Not much to do here. Since a 54K modem is pretty much useless these days and my new SXGA+ display came with bluetooth wiring, I swapped the modem CDC card for a dual modem/bluetooth adapter. Of course I made a mistake at first and got a card from an old T41, which isn’t on the bios whitelist and I had to make a second purchase.

Clearplate without Bluetooth indicator
Clearplate without Bluetooth indicator

Now everything works. The display has a bluetooth indicator LED, but I need new clearplates, because it seems this particular display has the LED and antenna, but no fitting clearplate with bluetooth so I can’t actually see when bluetooth is enabled.

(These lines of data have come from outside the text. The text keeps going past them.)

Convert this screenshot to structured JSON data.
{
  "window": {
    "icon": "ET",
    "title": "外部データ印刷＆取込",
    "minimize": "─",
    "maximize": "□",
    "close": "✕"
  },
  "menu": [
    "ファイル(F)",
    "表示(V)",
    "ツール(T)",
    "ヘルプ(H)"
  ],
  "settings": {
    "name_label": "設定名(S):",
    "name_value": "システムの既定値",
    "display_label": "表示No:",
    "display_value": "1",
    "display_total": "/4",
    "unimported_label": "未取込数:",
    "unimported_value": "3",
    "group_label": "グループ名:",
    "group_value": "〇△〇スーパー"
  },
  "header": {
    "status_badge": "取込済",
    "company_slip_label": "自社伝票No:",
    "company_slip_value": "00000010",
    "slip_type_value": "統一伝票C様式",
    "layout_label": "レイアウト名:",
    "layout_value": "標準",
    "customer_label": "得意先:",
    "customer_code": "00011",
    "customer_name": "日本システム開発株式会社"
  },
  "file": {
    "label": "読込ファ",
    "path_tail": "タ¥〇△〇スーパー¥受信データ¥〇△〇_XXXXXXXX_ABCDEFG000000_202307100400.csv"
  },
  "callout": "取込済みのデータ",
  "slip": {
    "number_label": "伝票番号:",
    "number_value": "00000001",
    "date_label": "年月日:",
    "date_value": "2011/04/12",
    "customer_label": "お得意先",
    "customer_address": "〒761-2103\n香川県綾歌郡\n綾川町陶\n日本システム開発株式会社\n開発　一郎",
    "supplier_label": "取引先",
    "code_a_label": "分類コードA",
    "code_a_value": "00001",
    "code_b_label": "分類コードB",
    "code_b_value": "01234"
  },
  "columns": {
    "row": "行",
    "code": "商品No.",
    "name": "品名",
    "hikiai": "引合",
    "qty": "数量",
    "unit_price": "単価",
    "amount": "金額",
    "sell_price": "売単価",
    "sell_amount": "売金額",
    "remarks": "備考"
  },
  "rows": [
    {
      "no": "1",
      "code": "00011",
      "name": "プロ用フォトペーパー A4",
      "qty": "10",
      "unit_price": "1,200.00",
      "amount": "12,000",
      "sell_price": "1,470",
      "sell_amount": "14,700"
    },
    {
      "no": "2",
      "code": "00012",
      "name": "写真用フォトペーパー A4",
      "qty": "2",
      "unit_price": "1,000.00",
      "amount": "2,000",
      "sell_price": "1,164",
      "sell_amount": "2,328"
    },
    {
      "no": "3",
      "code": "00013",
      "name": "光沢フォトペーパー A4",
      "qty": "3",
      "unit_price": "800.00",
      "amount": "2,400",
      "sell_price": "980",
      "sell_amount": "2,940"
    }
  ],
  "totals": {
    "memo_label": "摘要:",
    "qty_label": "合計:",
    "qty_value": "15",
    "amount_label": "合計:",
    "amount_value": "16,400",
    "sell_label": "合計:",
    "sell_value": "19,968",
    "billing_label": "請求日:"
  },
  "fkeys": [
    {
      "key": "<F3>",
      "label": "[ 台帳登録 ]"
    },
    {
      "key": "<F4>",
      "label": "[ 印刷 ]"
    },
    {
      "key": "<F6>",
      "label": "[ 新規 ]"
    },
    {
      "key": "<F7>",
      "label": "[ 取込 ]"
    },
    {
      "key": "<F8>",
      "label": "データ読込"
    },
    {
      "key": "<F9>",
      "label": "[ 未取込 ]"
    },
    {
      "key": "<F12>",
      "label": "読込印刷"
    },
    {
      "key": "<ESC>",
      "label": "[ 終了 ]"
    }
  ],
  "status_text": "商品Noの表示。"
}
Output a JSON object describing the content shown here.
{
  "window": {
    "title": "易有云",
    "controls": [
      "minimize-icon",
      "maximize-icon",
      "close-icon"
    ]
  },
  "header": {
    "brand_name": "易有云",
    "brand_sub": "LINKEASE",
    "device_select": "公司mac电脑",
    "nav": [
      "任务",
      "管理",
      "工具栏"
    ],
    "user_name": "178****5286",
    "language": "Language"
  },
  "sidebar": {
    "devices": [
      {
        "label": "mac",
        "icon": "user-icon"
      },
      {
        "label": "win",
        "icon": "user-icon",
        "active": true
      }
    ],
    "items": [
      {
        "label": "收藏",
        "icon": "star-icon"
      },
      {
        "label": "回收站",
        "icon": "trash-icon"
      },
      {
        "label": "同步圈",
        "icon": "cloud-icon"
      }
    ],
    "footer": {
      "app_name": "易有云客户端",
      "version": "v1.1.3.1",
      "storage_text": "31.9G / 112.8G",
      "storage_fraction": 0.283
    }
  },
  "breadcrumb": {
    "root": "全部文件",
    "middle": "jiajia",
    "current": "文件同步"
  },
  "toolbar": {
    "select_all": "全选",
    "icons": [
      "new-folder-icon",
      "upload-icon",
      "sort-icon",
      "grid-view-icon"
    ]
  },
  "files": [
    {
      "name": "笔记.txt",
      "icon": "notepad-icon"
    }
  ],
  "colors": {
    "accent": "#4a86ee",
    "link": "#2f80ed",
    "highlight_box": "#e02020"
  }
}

I’ve used Windows XP for the most part, but I’ve recently switched to Windows 7 for various reasons. XP usually performs better, but at the state my T43 is in now, Windows 7 is really smooth and perfectly usable. I also feel more comfortable having a more current OS installed.

The driver support is good, you might need to look around a little bit for a few devices as the Windows 7 standard drivers don’t have everything covered and the current Lenovo update software doesn’t work with the T43 anymore. Or so I’ve heard, I don’t actually use the software myself.


The T43 runs a little bit hot and with the fastest CPU available installed, I really want to keep the system as cool as possible. The T4x series are notorious for their “flexing” bug, which results in the GPU not working properly anymore. It’s caused by defective solder points and is supposed to be caused by excessive strain on the motherboard combined with heat. Here’s what I did to improve cooling:

The southbridge chip below the WiFi card is not even passively cooled and produces a lot of heat so I put a thin sheet of copper on the chip which extends to the left side onto the PCMCIA connector, dissipating a little bit of the heat. So far it seems to work. The northbridge also got a smaller sheet of copper, I’m not sure how much it actually helps.


Cleaning the fan is a no-brainer and so is replacing any old thermal paste. What’s a little bit more risky is the GPU cooling. The GPU gets really hot because the cooling block doesn’t extend all the way down to the GPU, that’s why IBM put a thermal pad on the GPU to cover the gap. Since these pads are really bad head conductors, this is a problem. The solution is to carefully scrape off the pad and put a small copper shim between the GPU and cooler. You want to make the gap as small as possible, so I also bent the cooler down to the GPU. Be careful to make sure it’s not bent at an angle and don’t kink the heatpipe. This helps a whole lot and the system runs a lot cooler now, even when using the GPU with a 3D application.

The last thing you can do is undervolt your CPU with the RMClock utility and also putting the GPU to mobile mode in the Catalyst driver if you don’t need it.

Other Stuff

I’ve put a PCMCIA USB2.0 card in the PCMCIA slot to have some extra USB ports and a Transcend 8GB SSD in the Express Port as a readyboost device for Windows 7. Since I don’t need readyboost anymore (you’ll see why), I’m swapping that with a USB 3.0 card and I’ll replace the USB 2.0 card with a card reader, that the T43 is also lacking.

I also replaced the palmrest for a model with fingerprint reader. They’re a bit rare and because my original palmrest came with a scratch when I originally got it, I’m quite happy with the replacement, which seems to be unused.

Next time: HDD/SSD

This has gone on long enough for one article. I’ll talk about the most recent, but most important modification in the next part. You see, I love SSDs and I firmly believe almost every system should have an SSD. But IBM has not made it easy for me. The T43 is SATA capable, but IBM decided to convert the SATA data on the mainboard with a converter chip to IDE. So in the end there’s an IDE connector on the T43 and I’ve had quite the adventurous journey to finally get a proper SSD in the T43.

T43 SATA SSD preparation

This is from a couple of weeks ago, where I was preparing for the big mod.

What do you think about this project? A waste of time and money or do you like preserving and breathing new life into old hardware? Especially if it’s something like a robust and reliable Thinkpad. Let me know in the comments!

Further reading: ThinkWiki article